You will want to understand your unique plan’s policy. Many guidelines have notable exclusions, including no longer covering maternity care or job-associated physicals, so take a look at your policy. Plan Summary Description or Evidence of Coverage to ensure your plan includes the billed services. If the service is included, confirm that an appropriate billing code turned used. Simple types can bring about you being charged for the incorrect method or service
2. Have You Got An Annual Deductible And Out-Of-Pocket Maximum? If So, Did You Fulfill The Amounts?
You might also have to pay a few fees yourself until you meet the once-a-year required out-of-pocket most, at which factor your insurance will cover all of the costs for the relaxation of the 12 months. Every insurer and plan has particular limits and terms, so it’s crucial to understand your policy and how your insurer defines those terms.
If you’ve got questions on your policy, take a look at your Summary Plan Description or Explanation of Coverage, or name your plan’s customer support branch.
3. Did The Fitness Care Company Bill Your Insurance?
Do not routinely count on that the company billed your insurance. If you haven’t acquired evidence of benefits (EOB) or comparable statement out of your health plan within more than one week of your appointment, take a look at it with the company.
Make sure they billed an appropriate health plan and have your accurate facts (your name, policy number, etc.), after which follow-up together with your fitness plan. Most of the states require insurers to pay claims within 30 or 45 days, so if it hasn’t been very lengthy, the insurance organization might just now no longer have produced yet. It might also further take a couple of weeks to get the declaration authorized and processed and for your company to get paid.
4. If Your Company Billed Your Insurance
Take a look at it together along with your plan to look at whether or not they acquired the declaration and ask if it turned into paid or not. If they denied the claim, ask why.
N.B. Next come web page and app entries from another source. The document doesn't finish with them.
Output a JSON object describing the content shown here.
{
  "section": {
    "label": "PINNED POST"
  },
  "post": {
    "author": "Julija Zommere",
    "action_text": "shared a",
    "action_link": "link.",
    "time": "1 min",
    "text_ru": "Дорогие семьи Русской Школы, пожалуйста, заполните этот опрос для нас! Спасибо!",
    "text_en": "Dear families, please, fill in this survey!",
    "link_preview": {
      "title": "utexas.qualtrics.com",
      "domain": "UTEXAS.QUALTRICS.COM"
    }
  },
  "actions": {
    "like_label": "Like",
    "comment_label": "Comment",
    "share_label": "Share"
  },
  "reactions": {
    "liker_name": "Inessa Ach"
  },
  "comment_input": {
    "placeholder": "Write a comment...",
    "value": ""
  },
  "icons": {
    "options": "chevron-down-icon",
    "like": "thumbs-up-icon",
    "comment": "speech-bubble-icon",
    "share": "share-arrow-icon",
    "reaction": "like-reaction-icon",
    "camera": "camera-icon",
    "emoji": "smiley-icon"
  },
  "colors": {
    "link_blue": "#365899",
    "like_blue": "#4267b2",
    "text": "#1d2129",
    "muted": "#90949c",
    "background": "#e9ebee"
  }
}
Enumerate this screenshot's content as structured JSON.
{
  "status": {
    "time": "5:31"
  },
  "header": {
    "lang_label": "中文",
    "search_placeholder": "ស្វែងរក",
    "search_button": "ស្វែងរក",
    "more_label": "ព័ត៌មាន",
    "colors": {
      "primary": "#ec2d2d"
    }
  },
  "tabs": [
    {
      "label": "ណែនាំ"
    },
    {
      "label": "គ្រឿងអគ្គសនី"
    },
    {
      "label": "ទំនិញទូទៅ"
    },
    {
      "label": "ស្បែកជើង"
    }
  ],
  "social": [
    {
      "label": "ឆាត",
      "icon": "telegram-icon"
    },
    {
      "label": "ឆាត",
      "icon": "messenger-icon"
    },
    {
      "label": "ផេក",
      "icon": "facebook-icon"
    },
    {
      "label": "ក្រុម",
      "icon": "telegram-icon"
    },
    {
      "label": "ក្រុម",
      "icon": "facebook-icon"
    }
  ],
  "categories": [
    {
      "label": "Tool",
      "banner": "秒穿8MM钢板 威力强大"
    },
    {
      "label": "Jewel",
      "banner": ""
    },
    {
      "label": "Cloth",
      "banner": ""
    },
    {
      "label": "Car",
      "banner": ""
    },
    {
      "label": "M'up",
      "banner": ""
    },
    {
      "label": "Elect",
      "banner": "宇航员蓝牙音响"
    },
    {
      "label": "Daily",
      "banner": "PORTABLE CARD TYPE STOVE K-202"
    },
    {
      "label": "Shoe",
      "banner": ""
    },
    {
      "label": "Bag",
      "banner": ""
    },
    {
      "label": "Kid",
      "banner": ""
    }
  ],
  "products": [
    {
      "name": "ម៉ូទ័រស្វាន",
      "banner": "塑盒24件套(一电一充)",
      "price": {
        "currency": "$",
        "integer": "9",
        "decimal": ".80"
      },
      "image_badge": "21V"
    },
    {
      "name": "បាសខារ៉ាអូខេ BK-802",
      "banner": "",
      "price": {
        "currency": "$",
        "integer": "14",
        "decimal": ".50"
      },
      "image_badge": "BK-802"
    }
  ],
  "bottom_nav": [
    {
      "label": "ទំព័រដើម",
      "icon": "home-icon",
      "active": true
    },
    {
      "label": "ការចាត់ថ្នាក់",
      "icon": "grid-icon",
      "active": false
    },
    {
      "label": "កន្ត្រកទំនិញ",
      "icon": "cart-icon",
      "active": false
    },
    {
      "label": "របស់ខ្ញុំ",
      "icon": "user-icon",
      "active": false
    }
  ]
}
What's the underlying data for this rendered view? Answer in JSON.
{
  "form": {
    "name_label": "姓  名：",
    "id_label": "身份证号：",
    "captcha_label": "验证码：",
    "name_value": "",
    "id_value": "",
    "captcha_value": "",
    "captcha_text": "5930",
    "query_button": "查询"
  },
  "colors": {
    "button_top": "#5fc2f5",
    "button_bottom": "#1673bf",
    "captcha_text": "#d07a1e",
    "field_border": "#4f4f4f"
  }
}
It can be that your plan paid for the services; however, your company sent the invoice earlier than receiving or applying the price in your account. If the program denies the claim and refuses to pay, find out why? And what is the reason? If you disagree with your decision of the plan, ask about the appeal or internal review process
5. If Your Insurer Paid The Invoice, Look At The Office That Sent You The Invoice.
Some places of work deal with billing in-house, while others use a third-party biller. It might also make an effort for the payment to be credited to your account, mainly if the cost went to the provider and the company has to forward it to the billing office. Contact the party accountable for billing. If the price still has not been credited to your account, ask how long it typically takes, after which make sure to follow up with them.
If you went to the health practitioner and the claim turned into denied, investigate the situation as quickly as possible. There is mostly a time limit on submitting for an internal review or appeal, so don’t lose the opportunity of a proper request due to delays. Always hold a written report of all phone calls and files as a reference for yourself and in case you document a right appeal with inside the future. Record the phone number you called at, the time you called at, the names of people you spoke with, and what you discussed. If your plan goes to investigate the problem for you, make sure to follow up in the unique time frame.
Determine whether or not the claim turned into a service included by your insurance plan. Every health plan is particular, so you’ll want to understand what your plan covers and what it does now no longer covers. Check your Plan Summary Description or Explanation of Coverage booklet for an in-depth listing of included services and exclusions, which many plans additionally make to be had online.
Suppose your project has an annual deductible or out-of-pocket most, as most preferred company organization (PPO) plans or even a few health maintenance organization (HMO) programs do. In that case, your fitness plan won’t have paid because you probably did now no longer meet your annual percentage of fees. Find out if the 12 months are based on the calendar 12 months (beginning on January 1) or when your policy began (for example, starting on August 15). Generally, you need to meet the deductible earlier than your
However, plans might also outline the terms differently, so you must discover your annual percentage of fees. You can find the facts for your Summary Plan Description, Explanation of Coverage booklet on your fitness plan’s website or by calling your plan’s customer support branch.
If the denied declaration is for a covered service and you think you have met your percentage of costs, name your plan’s customer support branch and ask to speak about the denied claim. A few phone calls might also additionally solve the situation, however, if not, you’ll want to file for a proper appeal or internal review together with your insurance plan.